* WHAT YOU SHOULD DO *
Your reply should repeat all records verbatim and contain no images.

* DATA SHOWN *
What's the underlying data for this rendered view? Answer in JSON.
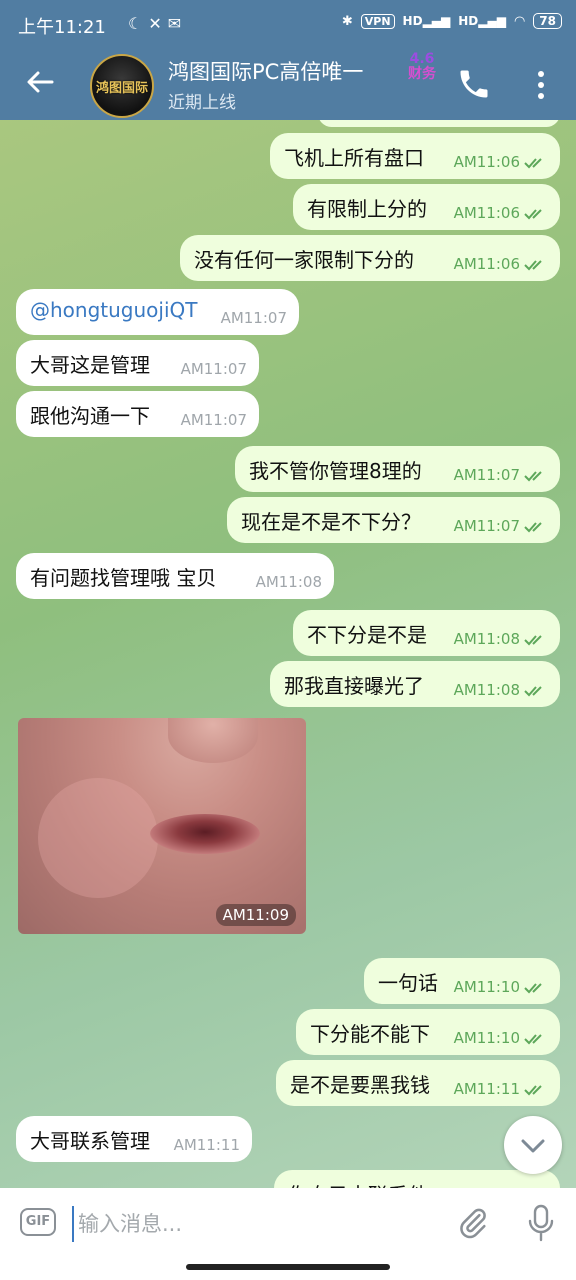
{
  "status_bar": {
    "time": "上午11:21",
    "vpn": "VPN",
    "network_1": "HD",
    "network_2": "HD",
    "battery": "78"
  },
  "header": {
    "title": "鸿图国际PC高倍唯一",
    "badge_line1": "4.6",
    "badge_line2": "财务",
    "subtitle": "近期上线",
    "avatar_text": "鸿图国际"
  },
  "messages": [
    {
      "dir": "out",
      "text": "飞机上所有盘口",
      "time": "AM11:06"
    },
    {
      "dir": "out",
      "text": "有限制上分的",
      "time": "AM11:06"
    },
    {
      "dir": "out",
      "text": "没有任何一家限制下分的",
      "time": "AM11:06"
    },
    {
      "dir": "in",
      "text": "@hongtuguojiQT",
      "time": "AM11:07"
    },
    {
      "dir": "in",
      "text": "大哥这是管理",
      "time": "AM11:07"
    },
    {
      "dir": "in",
      "text": "跟他沟通一下",
      "time": "AM11:07"
    },
    {
      "dir": "out",
      "text": "我不管你管理8理的",
      "time": "AM11:07"
    },
    {
      "dir": "out",
      "text": "现在是不是不下分？",
      "time": "AM11:07"
    },
    {
      "dir": "in",
      "text": "有问题找管理哦 宝贝",
      "time": "AM11:08"
    },
    {
      "dir": "out",
      "text": "不下分是不是",
      "time": "AM11:08"
    },
    {
      "dir": "out",
      "text": "那我直接曝光了",
      "time": "AM11:08"
    },
    {
      "dir": "out",
      "text": "一句话",
      "time": "AM11:10"
    },
    {
      "dir": "out",
      "text": "下分能不能下",
      "time": "AM11:10"
    },
    {
      "dir": "out",
      "text": "是不是要黑我钱",
      "time": "AM11:11"
    },
    {
      "dir": "in",
      "text": "大哥联系管理",
      "time": "AM11:11"
    },
    {
      "dir": "out",
      "text": "你自己去联系他",
      "time": ""
    }
  ],
  "photo": {
    "time": "AM11:09"
  },
  "input": {
    "placeholder": "输入消息...",
    "gif_label": "GIF"
  },
  "colors": {
    "header": "#517da2",
    "outgoing_bubble": "#effedd",
    "incoming_bubble": "#ffffff",
    "read_check": "#5da75a",
    "mention": "#3a79c2"
  }
}
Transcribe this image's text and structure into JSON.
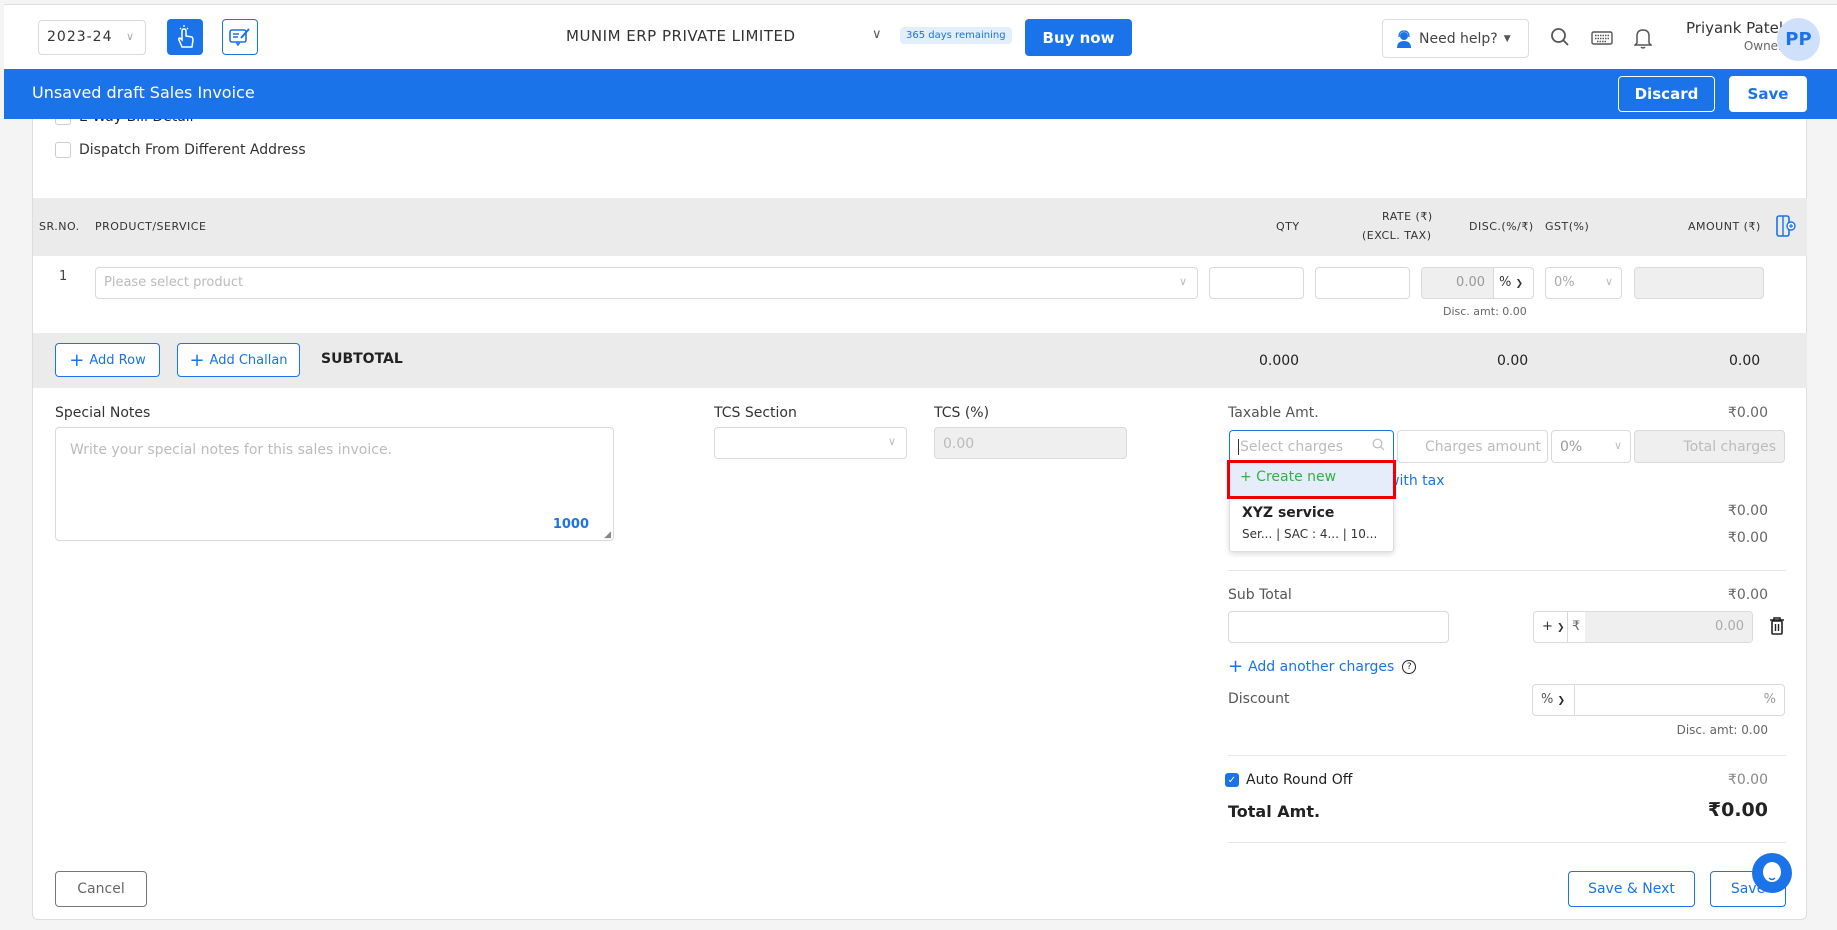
{
  "header": {
    "year": "2023-24",
    "company": "MUNIM ERP PRIVATE LIMITED",
    "trial_badge": "365 days remaining",
    "buy_now": "Buy now",
    "help": "Need help?",
    "user_name": "Priyank Patel",
    "user_role": "Owner",
    "avatar_initials": "PP",
    "icons": [
      "touch-icon",
      "notes-icon",
      "search-icon",
      "keyboard-icon",
      "bell-icon"
    ]
  },
  "titlebar": {
    "title": "Unsaved draft Sales Invoice",
    "discard": "Discard",
    "save": "Save"
  },
  "options": {
    "eway": "E-Way Bill Detail",
    "dispatch": "Dispatch From Different Address"
  },
  "table": {
    "headers": {
      "sr": "SR.NO.",
      "product": "PRODUCT/SERVICE",
      "qty": "QTY",
      "rate1": "RATE (₹)",
      "rate2": "(EXCL. TAX)",
      "disc": "DISC.(%/₹)",
      "gst": "GST(%)",
      "amount": "AMOUNT (₹)"
    },
    "rows": [
      {
        "sr": "1",
        "product_placeholder": "Please select product",
        "disc_value": "0.00",
        "disc_type": "%",
        "gst": "0%",
        "disc_amt": "Disc. amt: 0.00"
      }
    ],
    "add_row": "Add Row",
    "add_challan": "Add Challan",
    "subtotal_label": "SUBTOTAL",
    "subtotal_qty": "0.000",
    "subtotal_disc": "0.00",
    "subtotal_amount": "0.00"
  },
  "notes": {
    "label": "Special Notes",
    "placeholder": "Write your special notes for this sales invoice.",
    "counter": "1000"
  },
  "tcs": {
    "section_label": "TCS Section",
    "percent_label": "TCS (%)",
    "percent_value": "0.00"
  },
  "summary": {
    "taxable_label": "Taxable Amt.",
    "taxable_value": "₹0.00",
    "charges_placeholder": "Select charges",
    "charges_amount_placeholder": "Charges amount",
    "charges_gst": "0%",
    "total_charges_placeholder": "Total charges",
    "with_tax_link": "with tax",
    "row1_value": "₹0.00",
    "row2_value": "₹0.00",
    "subtotal_label": "Sub Total",
    "subtotal_value": "₹0.00",
    "adj_sign": "+",
    "adj_currency": "₹",
    "adj_value": "0.00",
    "add_another": "Add another charges",
    "discount_label": "Discount",
    "discount_type": "%",
    "discount_suffix": "%",
    "disc_amt": "Disc. amt: 0.00",
    "round_off_label": "Auto Round Off",
    "round_off_checked": true,
    "round_off_value": "₹0.00",
    "total_label": "Total Amt.",
    "total_value": "₹0.00"
  },
  "dropdown": {
    "create_new": "+ Create new",
    "item_name": "XYZ service",
    "item_meta": "Ser... | SAC : 4... | 10..."
  },
  "footer": {
    "cancel": "Cancel",
    "save_next": "Save & Next",
    "save": "Save"
  }
}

* TASK ANSWER *
What's the underlying data for this rendered view? Answer in JSON.
{
  "status_bar": {
    "time": "上午11:21",
    "vpn": "VPN",
    "network_1": "HD",
    "network_2": "HD",
    "battery": "78"
  },
  "header": {
    "title": "鸿图国际PC高倍唯一",
    "badge_line1": "4.6",
    "badge_line2": "财务",
    "subtitle": "近期上线",
    "avatar_text": "鸿图国际"
  },
  "messages": [
    {
      "dir": "out",
      "text": "飞机上所有盘口",
      "time": "AM11:06"
    },
    {
      "dir": "out",
      "text": "有限制上分的",
      "time": "AM11:06"
    },
    {
      "dir": "out",
      "text": "没有任何一家限制下分的",
      "time": "AM11:06"
    },
    {
      "dir": "in",
      "text": "@hongtuguojiQT",
      "time": "AM11:07"
    },
    {
      "dir": "in",
      "text": "大哥这是管理",
      "time": "AM11:07"
    },
    {
      "dir": "in",
      "text": "跟他沟通一下",
      "time": "AM11:07"
    },
    {
      "dir": "out",
      "text": "我不管你管理8理的",
      "time": "AM11:07"
    },
    {
      "dir": "out",
      "text": "现在是不是不下分？",
      "time": "AM11:07"
    },
    {
      "dir": "in",
      "text": "有问题找管理哦 宝贝",
      "time": "AM11:08"
    },
    {
      "dir": "out",
      "text": "不下分是不是",
      "time": "AM11:08"
    },
    {
      "dir": "out",
      "text": "那我直接曝光了",
      "time": "AM11:08"
    },
    {
      "dir": "out",
      "text": "一句话",
      "time": "AM11:10"
    },
    {
      "dir": "out",
      "text": "下分能不能下",
      "time": "AM11:10"
    },
    {
      "dir": "out",
      "text": "是不是要黑我钱",
      "time": "AM11:11"
    },
    {
      "dir": "in",
      "text": "大哥联系管理",
      "time": "AM11:11"
    },
    {
      "dir": "out",
      "text": "你自己去联系他",
      "time": ""
    }
  ],
  "photo": {
    "time": "AM11:09"
  },
  "input": {
    "placeholder": "输入消息...",
    "gif_label": "GIF"
  },
  "colors": {
    "header": "#517da2",
    "outgoing_bubble": "#effedd",
    "incoming_bubble": "#ffffff",
    "read_check": "#5da75a",
    "mention": "#3a79c2"
  }
}
Transcribe this image's text and structure into JSON.
{
  "header": {
    "year": "2023-24",
    "company": "MUNIM ERP PRIVATE LIMITED",
    "trial_badge": "365 days remaining",
    "buy_now": "Buy now",
    "help": "Need help?",
    "user_name": "Priyank Patel",
    "user_role": "Owner",
    "avatar_initials": "PP",
    "icons": [
      "touch-icon",
      "notes-icon",
      "search-icon",
      "keyboard-icon",
      "bell-icon"
    ]
  },
  "titlebar": {
    "title": "Unsaved draft Sales Invoice",
    "discard": "Discard",
    "save": "Save"
  },
  "options": {
    "eway": "E-Way Bill Detail",
    "dispatch": "Dispatch From Different Address"
  },
  "table": {
    "headers": {
      "sr": "SR.NO.",
      "product": "PRODUCT/SERVICE",
      "qty": "QTY",
      "rate1": "RATE (₹)",
      "rate2": "(EXCL. TAX)",
      "disc": "DISC.(%/₹)",
      "gst": "GST(%)",
      "amount": "AMOUNT (₹)"
    },
    "rows": [
      {
        "sr": "1",
        "product_placeholder": "Please select product",
        "disc_value": "0.00",
        "disc_type": "%",
        "gst": "0%",
        "disc_amt": "Disc. amt: 0.00"
      }
    ],
    "add_row": "Add Row",
    "add_challan": "Add Challan",
    "subtotal_label": "SUBTOTAL",
    "subtotal_qty": "0.000",
    "subtotal_disc": "0.00",
    "subtotal_amount": "0.00"
  },
  "notes": {
    "label": "Special Notes",
    "placeholder": "Write your special notes for this sales invoice.",
    "counter": "1000"
  },
  "tcs": {
    "section_label": "TCS Section",
    "percent_label": "TCS (%)",
    "percent_value": "0.00"
  },
  "summary": {
    "taxable_label": "Taxable Amt.",
    "taxable_value": "₹0.00",
    "charges_placeholder": "Select charges",
    "charges_amount_placeholder": "Charges amount",
    "charges_gst": "0%",
    "total_charges_placeholder": "Total charges",
    "with_tax_link": "with tax",
    "row1_value": "₹0.00",
    "row2_value": "₹0.00",
    "subtotal_label": "Sub Total",
    "subtotal_value": "₹0.00",
    "adj_sign": "+",
    "adj_currency": "₹",
    "adj_value": "0.00",
    "add_another": "Add another charges",
    "discount_label": "Discount",
    "discount_type": "%",
    "discount_suffix": "%",
    "disc_amt": "Disc. amt: 0.00",
    "round_off_label": "Auto Round Off",
    "round_off_checked": true,
    "round_off_value": "₹0.00",
    "total_label": "Total Amt.",
    "total_value": "₹0.00"
  },
  "dropdown": {
    "create_new": "+ Create new",
    "item_name": "XYZ service",
    "item_meta": "Ser... | SAC : 4... | 10..."
  },
  "footer": {
    "cancel": "Cancel",
    "save_next": "Save & Next",
    "save": "Save"
  }
}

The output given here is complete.